## TASK
Look through the entries that follow and return each line that has the string "JSON".

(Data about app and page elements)
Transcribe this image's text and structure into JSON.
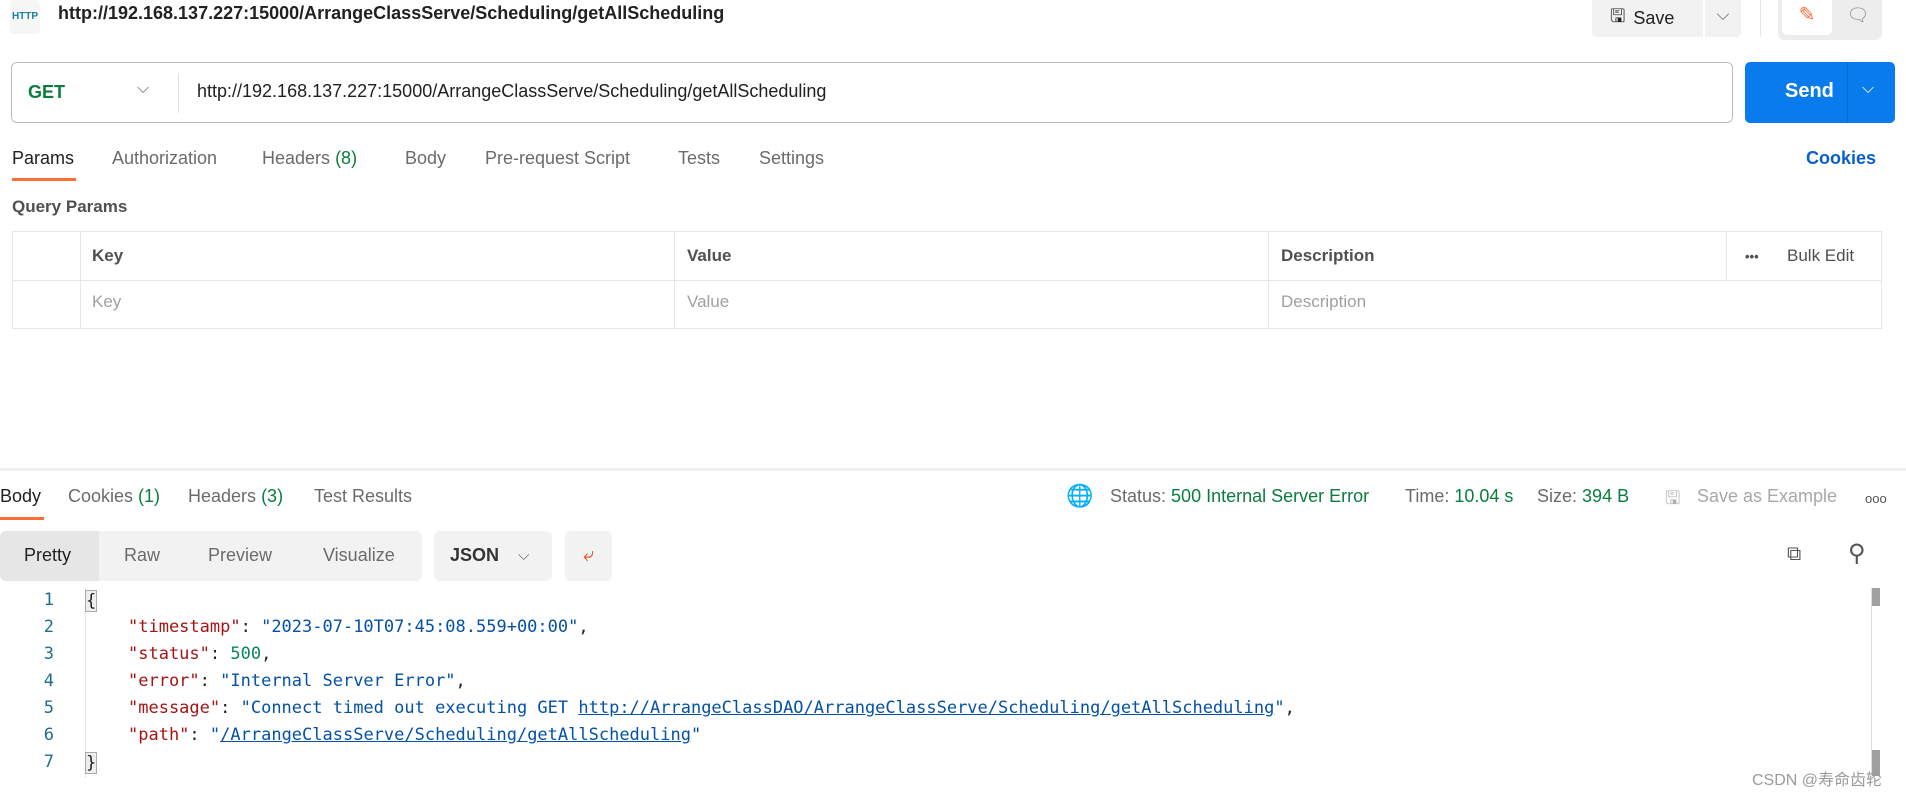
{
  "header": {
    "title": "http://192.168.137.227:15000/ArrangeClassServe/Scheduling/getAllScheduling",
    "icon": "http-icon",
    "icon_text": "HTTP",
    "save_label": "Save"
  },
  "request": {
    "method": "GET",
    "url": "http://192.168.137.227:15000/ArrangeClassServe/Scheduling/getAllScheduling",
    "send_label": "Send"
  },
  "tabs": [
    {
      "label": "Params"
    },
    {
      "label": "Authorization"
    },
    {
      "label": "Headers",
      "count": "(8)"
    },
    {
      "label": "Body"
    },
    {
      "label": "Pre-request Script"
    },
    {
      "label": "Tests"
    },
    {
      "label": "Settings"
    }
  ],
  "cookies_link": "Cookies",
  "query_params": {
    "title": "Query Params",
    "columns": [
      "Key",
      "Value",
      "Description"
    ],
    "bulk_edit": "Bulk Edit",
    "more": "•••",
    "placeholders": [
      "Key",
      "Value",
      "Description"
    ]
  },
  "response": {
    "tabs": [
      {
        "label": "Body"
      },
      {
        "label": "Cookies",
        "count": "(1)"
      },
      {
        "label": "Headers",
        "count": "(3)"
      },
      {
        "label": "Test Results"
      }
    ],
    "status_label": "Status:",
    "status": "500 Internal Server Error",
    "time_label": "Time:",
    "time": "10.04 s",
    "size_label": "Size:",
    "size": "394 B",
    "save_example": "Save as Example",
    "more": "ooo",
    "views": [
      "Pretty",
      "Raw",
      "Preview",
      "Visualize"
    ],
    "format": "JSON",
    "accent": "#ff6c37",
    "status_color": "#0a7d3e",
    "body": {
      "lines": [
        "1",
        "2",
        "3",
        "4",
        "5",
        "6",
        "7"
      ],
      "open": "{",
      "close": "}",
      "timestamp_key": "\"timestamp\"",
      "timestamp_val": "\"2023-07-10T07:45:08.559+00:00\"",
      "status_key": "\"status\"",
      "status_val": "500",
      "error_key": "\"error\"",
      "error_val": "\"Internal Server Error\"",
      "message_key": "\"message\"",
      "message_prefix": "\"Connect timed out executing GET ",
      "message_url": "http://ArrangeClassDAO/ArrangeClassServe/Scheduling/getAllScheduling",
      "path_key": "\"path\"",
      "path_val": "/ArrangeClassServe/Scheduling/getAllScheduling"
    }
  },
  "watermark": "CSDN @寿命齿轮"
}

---

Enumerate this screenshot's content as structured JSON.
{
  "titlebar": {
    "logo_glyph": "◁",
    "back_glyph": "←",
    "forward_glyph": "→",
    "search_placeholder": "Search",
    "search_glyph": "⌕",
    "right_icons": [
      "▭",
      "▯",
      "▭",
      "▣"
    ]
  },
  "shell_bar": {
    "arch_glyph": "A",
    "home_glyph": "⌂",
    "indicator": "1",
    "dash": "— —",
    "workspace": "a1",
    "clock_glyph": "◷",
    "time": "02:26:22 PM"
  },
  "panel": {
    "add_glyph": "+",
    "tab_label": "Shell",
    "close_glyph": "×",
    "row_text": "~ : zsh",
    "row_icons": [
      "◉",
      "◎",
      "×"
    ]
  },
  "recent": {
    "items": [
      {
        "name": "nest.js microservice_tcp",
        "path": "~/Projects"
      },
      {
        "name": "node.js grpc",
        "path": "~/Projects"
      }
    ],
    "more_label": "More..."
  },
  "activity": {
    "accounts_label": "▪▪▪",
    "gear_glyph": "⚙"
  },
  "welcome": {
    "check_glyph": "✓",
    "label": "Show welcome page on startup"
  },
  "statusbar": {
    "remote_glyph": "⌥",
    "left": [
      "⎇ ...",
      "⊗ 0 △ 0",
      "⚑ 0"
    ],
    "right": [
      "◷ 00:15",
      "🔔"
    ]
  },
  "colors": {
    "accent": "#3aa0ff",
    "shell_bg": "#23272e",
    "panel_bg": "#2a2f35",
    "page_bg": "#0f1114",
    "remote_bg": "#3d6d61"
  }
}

## SOLVED EXERCISE
Transcribe this image's text and structure into JSON.
    "format": "JSON",
Enumerate this screenshot's content as structured JSON.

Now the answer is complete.